Conference: New Perspective on Joseph Smith and Translation

If you’re at Utah State this Thursday night, there’s an exceptional opportunity to hear from some of the best in Mormon Studies: Richard Bushman, Terryl Givens, Jana Riess, Rosalynde Welch, Sam Brown and others will be speaking. The concept of “translation” in Mormonism is incredible rich and one where our framing can take a number of different approaches: linguistic, philosophical, theological. These framings matter tremendously.

Anyways, the poster is linked to below, and if you have time Thursday I would strongly recommend attending.

New Perspectives on Joseph Smith and Translation
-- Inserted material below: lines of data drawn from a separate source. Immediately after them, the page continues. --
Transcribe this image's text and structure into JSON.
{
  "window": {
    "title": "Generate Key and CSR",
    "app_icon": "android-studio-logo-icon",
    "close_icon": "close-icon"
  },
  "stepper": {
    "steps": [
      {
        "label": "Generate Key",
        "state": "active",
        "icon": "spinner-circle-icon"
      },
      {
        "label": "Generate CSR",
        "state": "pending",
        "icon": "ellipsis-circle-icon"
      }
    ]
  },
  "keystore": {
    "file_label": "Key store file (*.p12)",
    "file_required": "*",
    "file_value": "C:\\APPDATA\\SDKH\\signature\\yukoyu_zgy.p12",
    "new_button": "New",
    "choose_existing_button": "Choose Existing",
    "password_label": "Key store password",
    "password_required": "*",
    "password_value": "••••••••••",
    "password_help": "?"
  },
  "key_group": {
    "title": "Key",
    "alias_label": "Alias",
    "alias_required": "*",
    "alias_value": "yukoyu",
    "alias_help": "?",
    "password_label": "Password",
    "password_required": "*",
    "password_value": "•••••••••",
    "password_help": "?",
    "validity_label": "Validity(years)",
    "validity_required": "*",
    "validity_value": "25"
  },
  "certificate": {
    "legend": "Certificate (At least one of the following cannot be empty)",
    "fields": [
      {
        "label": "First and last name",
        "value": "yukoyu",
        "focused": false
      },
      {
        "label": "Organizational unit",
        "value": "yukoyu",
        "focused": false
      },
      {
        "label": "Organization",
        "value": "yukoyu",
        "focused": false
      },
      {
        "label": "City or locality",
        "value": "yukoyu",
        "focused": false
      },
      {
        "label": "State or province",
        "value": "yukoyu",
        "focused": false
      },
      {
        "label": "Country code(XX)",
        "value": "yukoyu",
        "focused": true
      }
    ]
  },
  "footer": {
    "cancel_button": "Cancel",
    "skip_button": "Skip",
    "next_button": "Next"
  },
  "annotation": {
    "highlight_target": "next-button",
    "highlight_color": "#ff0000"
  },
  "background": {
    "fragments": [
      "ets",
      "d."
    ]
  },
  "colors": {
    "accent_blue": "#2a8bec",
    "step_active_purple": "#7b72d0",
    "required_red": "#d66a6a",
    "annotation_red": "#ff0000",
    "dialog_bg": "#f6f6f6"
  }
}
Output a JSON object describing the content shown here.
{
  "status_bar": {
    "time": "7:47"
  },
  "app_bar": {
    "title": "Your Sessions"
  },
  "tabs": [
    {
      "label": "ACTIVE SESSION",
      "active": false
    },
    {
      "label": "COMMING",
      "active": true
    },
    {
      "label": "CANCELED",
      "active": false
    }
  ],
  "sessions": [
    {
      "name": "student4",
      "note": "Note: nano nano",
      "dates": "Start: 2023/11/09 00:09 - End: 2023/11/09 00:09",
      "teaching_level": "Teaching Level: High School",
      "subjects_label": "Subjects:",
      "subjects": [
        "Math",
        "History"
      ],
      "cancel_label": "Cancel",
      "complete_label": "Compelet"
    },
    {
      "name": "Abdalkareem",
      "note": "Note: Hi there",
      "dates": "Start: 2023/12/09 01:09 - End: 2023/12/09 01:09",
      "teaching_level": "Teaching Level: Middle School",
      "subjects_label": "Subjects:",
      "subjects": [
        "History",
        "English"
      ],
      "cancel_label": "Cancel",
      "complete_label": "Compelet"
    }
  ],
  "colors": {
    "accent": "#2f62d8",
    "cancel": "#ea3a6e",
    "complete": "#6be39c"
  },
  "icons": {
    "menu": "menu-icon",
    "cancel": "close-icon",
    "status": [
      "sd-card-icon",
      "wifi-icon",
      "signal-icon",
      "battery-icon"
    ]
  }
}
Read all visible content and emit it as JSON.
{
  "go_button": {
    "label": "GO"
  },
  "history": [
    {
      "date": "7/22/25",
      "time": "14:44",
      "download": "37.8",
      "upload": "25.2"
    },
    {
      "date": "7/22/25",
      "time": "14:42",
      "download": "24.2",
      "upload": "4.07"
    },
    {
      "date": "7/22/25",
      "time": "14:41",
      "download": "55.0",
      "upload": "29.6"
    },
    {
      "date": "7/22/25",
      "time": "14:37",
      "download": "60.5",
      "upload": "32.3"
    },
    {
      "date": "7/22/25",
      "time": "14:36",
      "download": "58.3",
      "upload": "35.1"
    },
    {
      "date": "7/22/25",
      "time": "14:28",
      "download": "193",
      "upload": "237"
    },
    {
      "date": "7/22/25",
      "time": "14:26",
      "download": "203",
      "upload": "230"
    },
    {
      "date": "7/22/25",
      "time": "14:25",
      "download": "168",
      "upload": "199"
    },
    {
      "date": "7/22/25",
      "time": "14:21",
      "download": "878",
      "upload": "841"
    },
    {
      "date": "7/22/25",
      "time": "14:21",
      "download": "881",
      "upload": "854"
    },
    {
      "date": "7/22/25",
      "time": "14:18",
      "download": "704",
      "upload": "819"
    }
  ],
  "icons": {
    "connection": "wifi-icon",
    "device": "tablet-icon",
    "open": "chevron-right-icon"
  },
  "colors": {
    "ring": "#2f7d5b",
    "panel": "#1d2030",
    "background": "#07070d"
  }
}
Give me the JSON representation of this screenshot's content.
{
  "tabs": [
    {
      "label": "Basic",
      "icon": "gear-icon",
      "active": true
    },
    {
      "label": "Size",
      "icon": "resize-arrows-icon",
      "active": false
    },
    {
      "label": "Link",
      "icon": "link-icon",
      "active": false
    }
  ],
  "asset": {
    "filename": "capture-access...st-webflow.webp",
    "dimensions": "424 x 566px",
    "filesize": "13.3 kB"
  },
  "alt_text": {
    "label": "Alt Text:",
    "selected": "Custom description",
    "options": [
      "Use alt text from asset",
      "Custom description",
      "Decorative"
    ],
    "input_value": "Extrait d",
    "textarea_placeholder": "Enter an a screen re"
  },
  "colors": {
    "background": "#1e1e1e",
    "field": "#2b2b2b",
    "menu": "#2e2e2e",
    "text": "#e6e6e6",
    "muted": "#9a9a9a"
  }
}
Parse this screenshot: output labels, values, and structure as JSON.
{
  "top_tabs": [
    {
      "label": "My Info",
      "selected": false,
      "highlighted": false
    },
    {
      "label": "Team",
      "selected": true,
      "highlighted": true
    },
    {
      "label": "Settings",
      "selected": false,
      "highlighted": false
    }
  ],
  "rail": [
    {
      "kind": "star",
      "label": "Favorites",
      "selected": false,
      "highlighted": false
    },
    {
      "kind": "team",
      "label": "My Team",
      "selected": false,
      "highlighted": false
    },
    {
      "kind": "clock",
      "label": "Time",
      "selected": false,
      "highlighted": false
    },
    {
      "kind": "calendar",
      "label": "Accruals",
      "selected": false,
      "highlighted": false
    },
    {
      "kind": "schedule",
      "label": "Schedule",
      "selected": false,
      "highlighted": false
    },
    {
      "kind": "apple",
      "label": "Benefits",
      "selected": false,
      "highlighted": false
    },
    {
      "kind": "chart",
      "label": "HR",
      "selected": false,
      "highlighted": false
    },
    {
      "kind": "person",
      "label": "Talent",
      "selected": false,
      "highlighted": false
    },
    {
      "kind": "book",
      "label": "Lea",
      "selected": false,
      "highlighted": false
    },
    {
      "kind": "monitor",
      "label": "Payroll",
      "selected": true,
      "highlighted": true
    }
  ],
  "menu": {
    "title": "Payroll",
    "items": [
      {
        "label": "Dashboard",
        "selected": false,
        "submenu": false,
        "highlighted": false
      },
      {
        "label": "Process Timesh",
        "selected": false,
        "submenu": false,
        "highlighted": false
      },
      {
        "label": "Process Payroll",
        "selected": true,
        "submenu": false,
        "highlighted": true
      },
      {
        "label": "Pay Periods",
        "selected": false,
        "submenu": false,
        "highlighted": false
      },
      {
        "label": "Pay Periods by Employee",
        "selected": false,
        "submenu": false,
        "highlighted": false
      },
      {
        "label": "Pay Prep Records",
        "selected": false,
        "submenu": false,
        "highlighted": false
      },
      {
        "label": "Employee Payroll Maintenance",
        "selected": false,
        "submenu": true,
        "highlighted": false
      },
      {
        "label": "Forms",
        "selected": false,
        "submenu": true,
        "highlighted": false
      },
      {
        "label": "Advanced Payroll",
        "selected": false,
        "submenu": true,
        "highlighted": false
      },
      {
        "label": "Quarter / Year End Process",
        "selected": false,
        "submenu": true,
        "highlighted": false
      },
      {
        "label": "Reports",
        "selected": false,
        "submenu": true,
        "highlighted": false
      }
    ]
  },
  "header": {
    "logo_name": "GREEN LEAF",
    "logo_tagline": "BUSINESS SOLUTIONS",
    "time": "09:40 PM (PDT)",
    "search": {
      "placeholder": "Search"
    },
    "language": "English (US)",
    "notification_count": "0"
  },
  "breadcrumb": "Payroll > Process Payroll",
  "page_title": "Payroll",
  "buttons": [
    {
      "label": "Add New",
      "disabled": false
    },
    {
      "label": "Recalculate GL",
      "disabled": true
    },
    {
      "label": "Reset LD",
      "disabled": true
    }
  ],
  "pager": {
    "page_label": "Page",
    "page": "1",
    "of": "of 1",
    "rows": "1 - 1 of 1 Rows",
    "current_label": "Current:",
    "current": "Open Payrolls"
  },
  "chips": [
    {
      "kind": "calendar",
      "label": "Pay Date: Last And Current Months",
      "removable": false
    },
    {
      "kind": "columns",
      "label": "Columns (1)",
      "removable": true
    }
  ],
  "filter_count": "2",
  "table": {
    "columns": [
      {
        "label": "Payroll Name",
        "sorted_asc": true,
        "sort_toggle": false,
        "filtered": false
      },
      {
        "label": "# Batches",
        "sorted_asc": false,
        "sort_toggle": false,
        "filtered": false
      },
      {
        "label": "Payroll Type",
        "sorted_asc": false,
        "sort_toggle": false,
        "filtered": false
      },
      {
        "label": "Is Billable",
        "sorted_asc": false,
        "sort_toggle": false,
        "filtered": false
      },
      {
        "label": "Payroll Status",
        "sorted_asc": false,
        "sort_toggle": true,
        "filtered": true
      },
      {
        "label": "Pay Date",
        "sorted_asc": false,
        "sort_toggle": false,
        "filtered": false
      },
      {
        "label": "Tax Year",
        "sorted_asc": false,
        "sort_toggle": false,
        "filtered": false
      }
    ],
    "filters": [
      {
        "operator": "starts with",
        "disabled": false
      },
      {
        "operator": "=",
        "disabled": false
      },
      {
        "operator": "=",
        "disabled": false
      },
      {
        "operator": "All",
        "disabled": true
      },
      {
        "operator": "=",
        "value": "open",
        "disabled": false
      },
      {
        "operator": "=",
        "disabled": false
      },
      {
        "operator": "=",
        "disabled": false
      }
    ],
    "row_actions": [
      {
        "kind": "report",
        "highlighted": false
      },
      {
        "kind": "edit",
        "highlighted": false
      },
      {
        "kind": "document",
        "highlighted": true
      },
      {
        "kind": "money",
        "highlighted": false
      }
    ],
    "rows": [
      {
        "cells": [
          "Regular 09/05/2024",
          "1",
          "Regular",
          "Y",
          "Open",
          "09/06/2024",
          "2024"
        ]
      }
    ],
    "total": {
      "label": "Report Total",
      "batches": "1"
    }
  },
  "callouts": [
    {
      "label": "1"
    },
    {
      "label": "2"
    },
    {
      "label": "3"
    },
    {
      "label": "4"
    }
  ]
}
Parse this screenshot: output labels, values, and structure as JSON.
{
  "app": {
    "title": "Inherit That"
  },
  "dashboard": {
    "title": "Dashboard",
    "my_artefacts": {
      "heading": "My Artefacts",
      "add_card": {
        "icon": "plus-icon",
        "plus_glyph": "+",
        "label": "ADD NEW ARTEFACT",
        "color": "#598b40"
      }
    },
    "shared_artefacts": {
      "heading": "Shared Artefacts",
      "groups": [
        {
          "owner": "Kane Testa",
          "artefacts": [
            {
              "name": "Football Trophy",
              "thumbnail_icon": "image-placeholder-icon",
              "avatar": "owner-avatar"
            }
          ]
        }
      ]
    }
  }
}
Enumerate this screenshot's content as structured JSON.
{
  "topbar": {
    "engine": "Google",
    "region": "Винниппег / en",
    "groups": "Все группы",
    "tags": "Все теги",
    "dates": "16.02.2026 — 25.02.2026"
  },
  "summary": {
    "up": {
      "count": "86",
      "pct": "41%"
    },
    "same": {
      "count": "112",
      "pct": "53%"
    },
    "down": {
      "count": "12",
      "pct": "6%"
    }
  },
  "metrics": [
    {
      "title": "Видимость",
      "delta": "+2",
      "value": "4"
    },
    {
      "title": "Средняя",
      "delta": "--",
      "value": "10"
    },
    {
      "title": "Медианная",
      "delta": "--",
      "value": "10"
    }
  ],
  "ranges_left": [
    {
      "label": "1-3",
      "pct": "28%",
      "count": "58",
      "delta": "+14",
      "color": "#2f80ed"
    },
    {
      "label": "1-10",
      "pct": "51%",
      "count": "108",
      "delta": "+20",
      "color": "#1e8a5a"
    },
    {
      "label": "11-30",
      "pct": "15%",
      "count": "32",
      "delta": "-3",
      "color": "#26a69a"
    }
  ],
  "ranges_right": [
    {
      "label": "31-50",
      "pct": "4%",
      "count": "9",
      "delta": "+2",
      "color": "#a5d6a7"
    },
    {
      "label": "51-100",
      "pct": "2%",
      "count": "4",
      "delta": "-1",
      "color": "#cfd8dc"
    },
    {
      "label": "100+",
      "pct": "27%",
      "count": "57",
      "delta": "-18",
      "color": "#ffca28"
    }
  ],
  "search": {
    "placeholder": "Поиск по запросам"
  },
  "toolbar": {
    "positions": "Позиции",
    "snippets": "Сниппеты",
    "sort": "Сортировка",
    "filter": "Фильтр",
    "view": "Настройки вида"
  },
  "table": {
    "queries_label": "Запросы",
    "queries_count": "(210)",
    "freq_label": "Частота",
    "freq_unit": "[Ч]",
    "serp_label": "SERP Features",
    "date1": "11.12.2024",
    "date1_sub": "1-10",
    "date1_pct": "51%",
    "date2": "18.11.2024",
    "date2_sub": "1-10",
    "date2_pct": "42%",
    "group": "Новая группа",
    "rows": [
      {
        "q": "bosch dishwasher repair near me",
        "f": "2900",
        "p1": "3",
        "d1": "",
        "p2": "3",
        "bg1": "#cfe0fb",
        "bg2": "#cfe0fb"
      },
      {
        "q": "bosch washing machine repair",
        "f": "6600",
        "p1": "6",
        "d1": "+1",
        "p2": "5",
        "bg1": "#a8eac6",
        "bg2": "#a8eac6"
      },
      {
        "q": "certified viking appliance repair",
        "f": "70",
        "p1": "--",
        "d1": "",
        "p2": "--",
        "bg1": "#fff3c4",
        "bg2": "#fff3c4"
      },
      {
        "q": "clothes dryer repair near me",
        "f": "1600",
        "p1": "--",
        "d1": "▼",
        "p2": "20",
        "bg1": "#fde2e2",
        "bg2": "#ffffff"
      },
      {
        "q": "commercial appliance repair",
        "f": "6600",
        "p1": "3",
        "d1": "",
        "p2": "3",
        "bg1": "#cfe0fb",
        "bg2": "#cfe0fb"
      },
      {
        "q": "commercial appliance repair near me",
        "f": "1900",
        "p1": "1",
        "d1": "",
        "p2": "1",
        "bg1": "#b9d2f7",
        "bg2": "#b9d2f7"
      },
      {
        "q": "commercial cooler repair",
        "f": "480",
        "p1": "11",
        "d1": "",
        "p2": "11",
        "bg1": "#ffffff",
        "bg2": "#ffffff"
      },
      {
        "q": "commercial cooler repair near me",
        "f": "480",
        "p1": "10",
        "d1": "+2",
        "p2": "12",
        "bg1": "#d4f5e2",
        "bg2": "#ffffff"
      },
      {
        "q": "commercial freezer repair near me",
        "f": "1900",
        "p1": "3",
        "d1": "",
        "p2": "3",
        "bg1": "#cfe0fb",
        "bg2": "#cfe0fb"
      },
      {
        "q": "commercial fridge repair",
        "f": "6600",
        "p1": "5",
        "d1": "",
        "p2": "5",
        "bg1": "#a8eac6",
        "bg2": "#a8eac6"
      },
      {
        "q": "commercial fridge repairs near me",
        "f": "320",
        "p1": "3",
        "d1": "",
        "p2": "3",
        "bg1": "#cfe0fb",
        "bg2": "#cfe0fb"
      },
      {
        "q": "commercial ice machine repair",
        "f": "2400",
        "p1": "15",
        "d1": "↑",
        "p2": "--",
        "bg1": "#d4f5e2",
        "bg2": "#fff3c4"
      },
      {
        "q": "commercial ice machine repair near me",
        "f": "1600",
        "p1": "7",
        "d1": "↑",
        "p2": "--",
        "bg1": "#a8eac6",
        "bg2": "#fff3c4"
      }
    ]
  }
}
Enoch and the Silmarillion Part VI: Conclusions.

 

It turns out, the lesson of pity that Nienna teaches in The Silmarillion applies remarkably well to God’s tears in Joseph Smith’s Enoch revelations. I’m not suggesting that Tolkien was secretly a devotee of Joseph Smith, or that he was intentionally hiding encrypted keys to understanding the visions of Enoch as Easter eggs in The Silmarillion. Rather, I am suggesting that seeing what lessons The Silmarillion draws out of the image of a weeping goddess can open us up to seeing the image of the weeping God in Enoch’s visions in new ways that might not be obvious given the history of how we have read those revelations. [Read more…]

Mormons name their kids the darnedest things: Born in 2016 edition

It’s that special time of year when I push my spell-checker to its absolute limit! That’s right; baby names are here, and a couple of weeks ahead of schedule, too! This is a big day for me, because it marks TEN YEARS of blogging awful baby names from southeast Idaho. (For more background, and the complete anthology, click here.)

Okay, let’s rip off this band-aid! [Read more…]